Back To Top

Style matches substance in eco-friendly fashion

When designer Han Song set out to develop a new fabric in 2003, little did he know that it would take some 10 years of research and development to arrive at a final product that would be hanging at some of the most well-known stores around the world.

“I was doing Paris Haute Couture shows at the time and a French fashion journalist, while interviewing me, stressed the importance of having a new, innovative fabric,” recalled Song at his TROA studio in Samseong-dong, Seoul last week.

“I felt virtually everything under the sun had been done in terms of design and her words struck a cord,” said Song. 

Designer Han Song speaks at the TROA office in Samseong-dong, Seoul, Sept. 16. (Lee Sang-sub/The Korea Herald)
Designer Han Song speaks at the TROA office in Samseong-dong, Seoul, Sept. 16. (Lee Sang-sub/The Korea Herald)
Upon returning from Paris, the designer embarked on developing an eco-friendly alternative to denim.

“I happened to read about the environmental impact of jeans and thought this was something that needed to be addressed,” Song said. Pesticide is heavily used in growing cotton, and the dyeing and washing of jeans that produce the faded look have been linked to environmental damage by organizations such as Greenpeace.

Song began working with Korean mosi, or ramie, and then hemp ― both eco-friendly fabrics ― but soon abandoned them.

“Mosi was too much like linen and hemp didn’t have a good feel to it visually,” he said.

In 2004, Song was introduced to Korean hanji yarn, created by twisting into yarn thinly shredded mulberry paper made from the inner bark of mulberry tree branches.

“Hanji yarn was in the very early stages of development and could not be made with machine,” he said.

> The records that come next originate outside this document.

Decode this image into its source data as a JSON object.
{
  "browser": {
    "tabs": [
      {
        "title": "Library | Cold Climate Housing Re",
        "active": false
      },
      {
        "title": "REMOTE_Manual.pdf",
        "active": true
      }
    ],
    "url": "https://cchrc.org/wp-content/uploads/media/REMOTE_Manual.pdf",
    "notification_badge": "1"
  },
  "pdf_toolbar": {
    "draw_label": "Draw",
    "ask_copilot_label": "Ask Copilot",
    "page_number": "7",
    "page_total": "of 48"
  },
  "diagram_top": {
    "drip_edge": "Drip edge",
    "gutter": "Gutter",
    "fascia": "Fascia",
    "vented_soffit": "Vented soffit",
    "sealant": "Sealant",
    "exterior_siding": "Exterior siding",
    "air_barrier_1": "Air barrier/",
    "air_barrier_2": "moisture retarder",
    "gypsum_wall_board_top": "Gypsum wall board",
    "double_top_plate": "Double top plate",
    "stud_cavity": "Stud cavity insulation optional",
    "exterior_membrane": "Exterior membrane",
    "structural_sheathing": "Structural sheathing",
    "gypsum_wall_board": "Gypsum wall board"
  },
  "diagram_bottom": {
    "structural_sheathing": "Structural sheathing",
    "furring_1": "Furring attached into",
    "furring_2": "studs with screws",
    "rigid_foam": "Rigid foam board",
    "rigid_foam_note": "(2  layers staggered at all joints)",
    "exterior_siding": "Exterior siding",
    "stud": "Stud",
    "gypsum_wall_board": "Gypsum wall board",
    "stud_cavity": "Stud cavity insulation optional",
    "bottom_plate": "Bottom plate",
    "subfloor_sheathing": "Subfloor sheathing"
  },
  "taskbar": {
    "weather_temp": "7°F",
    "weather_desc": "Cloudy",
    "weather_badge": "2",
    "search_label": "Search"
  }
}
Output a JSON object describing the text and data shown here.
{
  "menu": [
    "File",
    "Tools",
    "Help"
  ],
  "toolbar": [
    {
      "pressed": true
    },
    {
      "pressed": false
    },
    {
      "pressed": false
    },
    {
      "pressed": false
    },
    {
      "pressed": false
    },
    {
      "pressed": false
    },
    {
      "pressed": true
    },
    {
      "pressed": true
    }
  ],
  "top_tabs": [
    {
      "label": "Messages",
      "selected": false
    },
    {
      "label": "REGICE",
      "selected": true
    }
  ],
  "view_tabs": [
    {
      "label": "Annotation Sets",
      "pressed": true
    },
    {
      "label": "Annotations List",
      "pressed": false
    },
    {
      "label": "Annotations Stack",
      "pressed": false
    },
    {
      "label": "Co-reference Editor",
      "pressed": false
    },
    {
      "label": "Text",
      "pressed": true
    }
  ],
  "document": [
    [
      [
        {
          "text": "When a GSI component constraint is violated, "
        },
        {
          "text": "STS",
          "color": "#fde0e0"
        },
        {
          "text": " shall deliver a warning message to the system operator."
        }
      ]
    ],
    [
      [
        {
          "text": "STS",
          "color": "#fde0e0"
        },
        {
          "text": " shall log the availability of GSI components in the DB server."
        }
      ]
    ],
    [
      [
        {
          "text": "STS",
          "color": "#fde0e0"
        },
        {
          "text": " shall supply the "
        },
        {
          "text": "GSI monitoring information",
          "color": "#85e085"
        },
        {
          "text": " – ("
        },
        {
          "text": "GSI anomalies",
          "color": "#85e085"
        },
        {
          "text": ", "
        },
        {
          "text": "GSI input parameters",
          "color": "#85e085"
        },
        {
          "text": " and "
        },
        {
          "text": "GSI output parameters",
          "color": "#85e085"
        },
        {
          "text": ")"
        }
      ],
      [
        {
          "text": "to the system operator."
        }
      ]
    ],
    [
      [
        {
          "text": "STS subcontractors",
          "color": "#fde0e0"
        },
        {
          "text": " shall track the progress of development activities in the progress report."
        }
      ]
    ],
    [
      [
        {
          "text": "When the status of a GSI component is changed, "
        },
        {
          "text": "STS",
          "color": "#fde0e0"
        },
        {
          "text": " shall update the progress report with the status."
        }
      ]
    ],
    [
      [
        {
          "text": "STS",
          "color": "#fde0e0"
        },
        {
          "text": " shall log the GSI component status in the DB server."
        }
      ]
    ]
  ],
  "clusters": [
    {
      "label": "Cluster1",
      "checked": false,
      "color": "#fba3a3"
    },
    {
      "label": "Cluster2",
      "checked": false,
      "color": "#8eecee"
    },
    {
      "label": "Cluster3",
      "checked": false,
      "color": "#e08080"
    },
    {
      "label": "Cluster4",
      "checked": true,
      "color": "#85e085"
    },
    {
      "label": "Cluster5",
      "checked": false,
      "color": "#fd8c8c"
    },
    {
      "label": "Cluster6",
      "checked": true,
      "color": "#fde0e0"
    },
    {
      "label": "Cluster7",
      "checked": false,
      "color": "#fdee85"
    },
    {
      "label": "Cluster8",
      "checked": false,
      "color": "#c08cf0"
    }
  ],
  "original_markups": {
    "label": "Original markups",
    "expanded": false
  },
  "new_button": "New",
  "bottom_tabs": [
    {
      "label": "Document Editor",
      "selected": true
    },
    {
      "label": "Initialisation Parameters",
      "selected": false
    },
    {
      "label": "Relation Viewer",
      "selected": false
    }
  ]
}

When machine-produced hanji yarn became available some four years later, Song took it up again.

The designer found hanji yarn and Korea’s traditional dyeing method a perfect match in his quest for a fashionable, comfortable and eco-friendly alternative to denim.

To obtain a wide range of colors ― electric blue, light blue, burnt orange, green and brown formed the collection for the fall/winter season ― plants and minerals are used: Indigo plant, charcoal and even the prickly chestnut bur, to name but a few.

“Doing less harm to the environment is a great thing. But I wouldn’t be doing this if it didn’t yield these unique colors,” Song said, pointing to a rack of colorful hanji denim. The colors are intense yet not jarring; there is a naturalness about the colors that is soothing and serene.

In August, TROA Jeans achieved a remarkable feat. It entered the three most coveted fashion cities selling at three Barneys New York outlets in the U.S., including the Madison Avenue flagship store in New York City, two Barneys New York outlets in Tokyo, as well as the prestigious Paris select shop Colette ― all less than a year after opening its New York office.

Meetings with store buyers confirmed for Song that his approach ― emphasizing design, rather than the eco-friendly aspect ― was the right way.

“It is great that it is eco-friendly but our focus was more on design and this is why we have been able to reach the stage where we can sell them commercially,” Song said. “Eco-friendliness alone is not going to open people’s wallets.”

TROA Jeans are aimed at fashion-forward cosmopolitan women looking for edgy, day-into-evening looks that meet the demands of modern lifestyle. And judging by the response from shoppers ― the brand is selling well and looking to expand into more stores next season ― Song seems to have achieved a breakthrough.

“We try to do things in ways that incorporate nature,” Song said of his manufacturing process. For example, the fabric is dried outdoors in the sun and, rather than dyeing the fabric in machine, people stomp on the fabric in a dye tub.

“This lessens energy consumption,” he said. “An eco-friendly process is just as important as the materials and the product.”

By Kim Hoo-ran ( )